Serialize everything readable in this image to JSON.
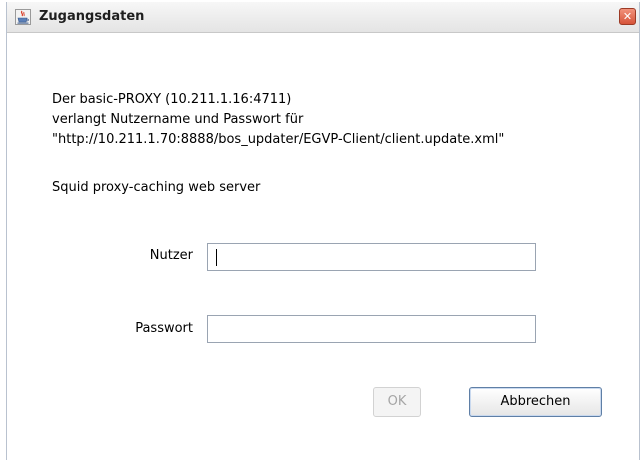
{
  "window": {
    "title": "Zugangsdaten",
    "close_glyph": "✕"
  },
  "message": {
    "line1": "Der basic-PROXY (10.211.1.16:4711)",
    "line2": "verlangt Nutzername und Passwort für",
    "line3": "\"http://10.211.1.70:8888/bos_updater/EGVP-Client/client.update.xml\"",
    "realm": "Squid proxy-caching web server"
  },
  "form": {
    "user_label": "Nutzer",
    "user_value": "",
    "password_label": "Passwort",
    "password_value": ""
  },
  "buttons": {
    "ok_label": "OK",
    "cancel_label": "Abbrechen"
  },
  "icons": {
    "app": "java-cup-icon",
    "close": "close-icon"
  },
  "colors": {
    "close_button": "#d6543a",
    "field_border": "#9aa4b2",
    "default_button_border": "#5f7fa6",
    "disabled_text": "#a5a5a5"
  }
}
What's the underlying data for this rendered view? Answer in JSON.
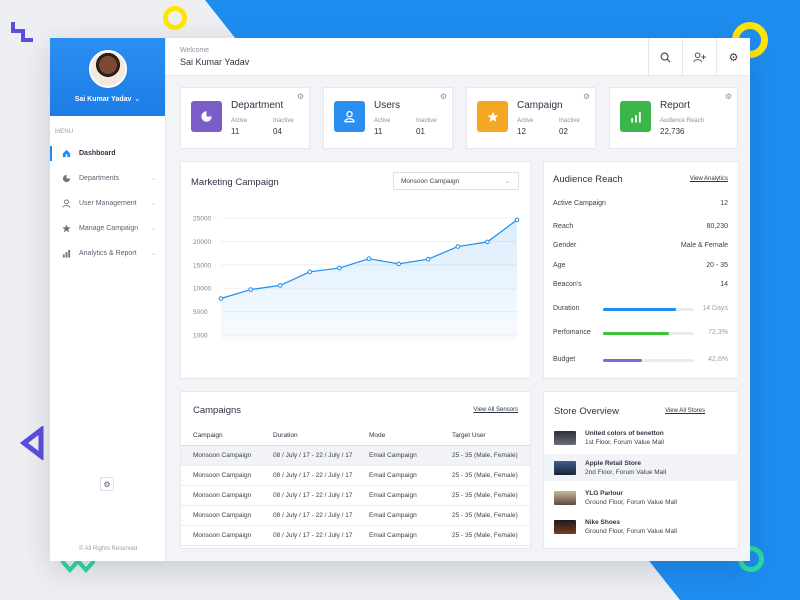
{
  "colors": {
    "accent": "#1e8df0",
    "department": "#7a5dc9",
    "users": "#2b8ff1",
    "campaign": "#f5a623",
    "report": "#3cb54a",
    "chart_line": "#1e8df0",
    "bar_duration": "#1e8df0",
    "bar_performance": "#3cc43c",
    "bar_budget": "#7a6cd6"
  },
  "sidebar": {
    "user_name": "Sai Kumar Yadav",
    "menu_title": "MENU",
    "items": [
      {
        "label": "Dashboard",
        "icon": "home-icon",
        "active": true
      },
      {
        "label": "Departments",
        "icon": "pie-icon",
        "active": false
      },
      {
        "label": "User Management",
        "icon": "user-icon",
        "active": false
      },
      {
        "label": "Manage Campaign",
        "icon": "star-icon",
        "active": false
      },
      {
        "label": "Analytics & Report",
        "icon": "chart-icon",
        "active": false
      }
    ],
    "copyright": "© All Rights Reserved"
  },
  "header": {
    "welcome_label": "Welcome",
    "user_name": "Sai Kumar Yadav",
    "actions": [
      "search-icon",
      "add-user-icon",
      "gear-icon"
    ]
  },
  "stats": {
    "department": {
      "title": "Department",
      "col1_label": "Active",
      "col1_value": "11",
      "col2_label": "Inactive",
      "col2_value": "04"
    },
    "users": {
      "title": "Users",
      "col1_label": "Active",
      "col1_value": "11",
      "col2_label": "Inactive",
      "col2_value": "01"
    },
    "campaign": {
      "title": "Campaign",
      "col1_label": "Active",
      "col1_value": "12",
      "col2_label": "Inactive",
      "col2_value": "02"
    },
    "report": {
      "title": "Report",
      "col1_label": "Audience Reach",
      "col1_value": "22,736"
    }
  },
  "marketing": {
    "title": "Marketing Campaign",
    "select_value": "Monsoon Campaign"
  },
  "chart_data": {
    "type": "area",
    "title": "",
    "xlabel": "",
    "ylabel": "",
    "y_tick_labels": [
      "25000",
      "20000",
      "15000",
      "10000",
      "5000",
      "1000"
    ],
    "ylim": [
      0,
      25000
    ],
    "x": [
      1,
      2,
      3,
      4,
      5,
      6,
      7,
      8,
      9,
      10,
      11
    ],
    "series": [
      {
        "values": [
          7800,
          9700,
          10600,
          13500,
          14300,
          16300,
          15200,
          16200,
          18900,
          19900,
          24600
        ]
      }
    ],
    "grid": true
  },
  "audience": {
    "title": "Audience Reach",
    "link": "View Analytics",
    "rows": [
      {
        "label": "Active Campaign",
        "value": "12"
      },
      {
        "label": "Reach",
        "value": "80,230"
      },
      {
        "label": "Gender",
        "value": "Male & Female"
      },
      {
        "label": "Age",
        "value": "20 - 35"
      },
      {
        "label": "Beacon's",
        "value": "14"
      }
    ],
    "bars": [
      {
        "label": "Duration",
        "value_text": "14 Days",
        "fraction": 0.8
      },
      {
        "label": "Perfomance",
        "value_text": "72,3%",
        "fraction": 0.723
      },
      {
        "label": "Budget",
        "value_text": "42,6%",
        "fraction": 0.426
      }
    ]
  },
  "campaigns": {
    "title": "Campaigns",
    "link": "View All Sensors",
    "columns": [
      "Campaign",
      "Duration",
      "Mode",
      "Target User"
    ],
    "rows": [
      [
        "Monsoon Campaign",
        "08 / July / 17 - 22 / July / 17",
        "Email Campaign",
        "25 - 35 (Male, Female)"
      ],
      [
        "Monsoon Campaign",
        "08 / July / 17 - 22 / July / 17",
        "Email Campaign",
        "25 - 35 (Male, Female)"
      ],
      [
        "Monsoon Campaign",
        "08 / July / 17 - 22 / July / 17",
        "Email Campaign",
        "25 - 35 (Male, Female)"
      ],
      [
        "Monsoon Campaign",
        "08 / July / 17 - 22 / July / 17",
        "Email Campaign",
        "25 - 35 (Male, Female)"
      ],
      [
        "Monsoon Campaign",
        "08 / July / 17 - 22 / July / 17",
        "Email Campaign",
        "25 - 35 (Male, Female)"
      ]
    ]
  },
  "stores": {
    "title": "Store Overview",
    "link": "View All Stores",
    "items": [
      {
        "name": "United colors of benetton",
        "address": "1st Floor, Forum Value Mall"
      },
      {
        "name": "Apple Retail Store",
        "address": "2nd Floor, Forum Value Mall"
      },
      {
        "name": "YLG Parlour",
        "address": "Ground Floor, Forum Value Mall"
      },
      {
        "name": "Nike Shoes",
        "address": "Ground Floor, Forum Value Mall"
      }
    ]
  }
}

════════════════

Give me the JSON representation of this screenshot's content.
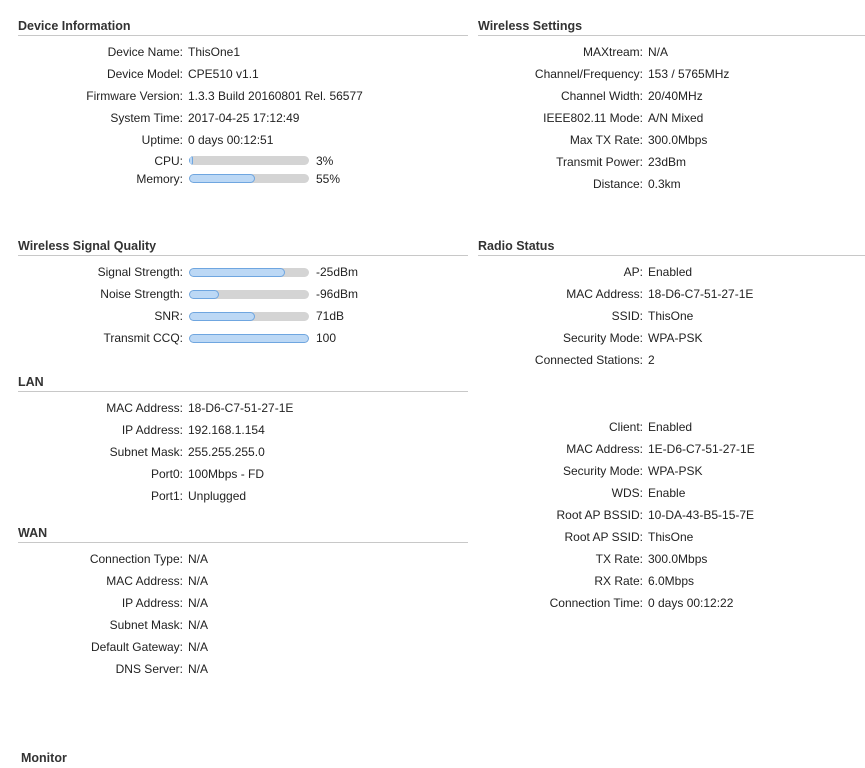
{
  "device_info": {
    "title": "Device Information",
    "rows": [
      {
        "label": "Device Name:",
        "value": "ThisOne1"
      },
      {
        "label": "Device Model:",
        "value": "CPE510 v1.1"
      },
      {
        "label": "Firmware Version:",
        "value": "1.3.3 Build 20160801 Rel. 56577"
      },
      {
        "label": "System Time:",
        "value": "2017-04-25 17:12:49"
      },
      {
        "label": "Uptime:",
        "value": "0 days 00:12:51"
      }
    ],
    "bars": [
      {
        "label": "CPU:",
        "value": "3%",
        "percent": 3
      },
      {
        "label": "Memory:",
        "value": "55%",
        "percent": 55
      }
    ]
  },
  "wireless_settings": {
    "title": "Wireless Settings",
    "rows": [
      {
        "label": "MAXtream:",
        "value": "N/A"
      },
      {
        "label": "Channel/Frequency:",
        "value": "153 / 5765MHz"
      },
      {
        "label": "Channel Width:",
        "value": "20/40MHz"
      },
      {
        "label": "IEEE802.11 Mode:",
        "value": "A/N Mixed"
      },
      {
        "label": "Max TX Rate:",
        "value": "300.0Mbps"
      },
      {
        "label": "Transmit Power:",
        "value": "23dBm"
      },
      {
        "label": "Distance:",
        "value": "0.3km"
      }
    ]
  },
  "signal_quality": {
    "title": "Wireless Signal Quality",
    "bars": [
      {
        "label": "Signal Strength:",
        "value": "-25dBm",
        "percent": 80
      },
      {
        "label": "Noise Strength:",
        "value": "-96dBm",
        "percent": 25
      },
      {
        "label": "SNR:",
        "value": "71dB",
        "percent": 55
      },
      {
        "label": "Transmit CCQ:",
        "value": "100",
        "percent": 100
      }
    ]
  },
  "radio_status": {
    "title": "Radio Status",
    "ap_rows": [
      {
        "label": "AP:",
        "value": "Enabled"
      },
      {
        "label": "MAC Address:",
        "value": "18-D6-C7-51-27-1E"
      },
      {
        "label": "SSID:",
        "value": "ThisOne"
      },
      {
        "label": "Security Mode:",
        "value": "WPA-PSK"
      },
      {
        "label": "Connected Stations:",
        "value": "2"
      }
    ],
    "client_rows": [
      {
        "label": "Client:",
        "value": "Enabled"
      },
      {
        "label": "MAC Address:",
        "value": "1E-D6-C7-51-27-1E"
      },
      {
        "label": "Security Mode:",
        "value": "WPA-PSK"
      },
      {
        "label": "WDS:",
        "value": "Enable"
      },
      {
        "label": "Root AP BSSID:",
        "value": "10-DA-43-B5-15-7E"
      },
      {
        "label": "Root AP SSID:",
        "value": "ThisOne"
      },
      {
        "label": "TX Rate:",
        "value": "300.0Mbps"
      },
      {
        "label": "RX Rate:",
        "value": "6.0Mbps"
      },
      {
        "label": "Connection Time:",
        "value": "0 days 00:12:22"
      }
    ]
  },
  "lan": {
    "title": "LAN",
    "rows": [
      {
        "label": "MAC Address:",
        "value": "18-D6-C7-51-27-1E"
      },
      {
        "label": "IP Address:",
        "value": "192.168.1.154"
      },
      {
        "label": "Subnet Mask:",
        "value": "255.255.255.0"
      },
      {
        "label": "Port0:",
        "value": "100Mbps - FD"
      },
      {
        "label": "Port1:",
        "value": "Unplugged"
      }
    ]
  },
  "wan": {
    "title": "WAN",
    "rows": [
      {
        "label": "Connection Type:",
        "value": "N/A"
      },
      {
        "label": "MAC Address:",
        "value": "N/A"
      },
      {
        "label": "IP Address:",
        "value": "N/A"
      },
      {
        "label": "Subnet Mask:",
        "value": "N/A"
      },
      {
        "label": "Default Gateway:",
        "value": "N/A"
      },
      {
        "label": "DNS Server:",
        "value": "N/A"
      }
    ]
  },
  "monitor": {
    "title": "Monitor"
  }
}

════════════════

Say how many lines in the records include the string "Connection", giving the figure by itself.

Completed exercise:
2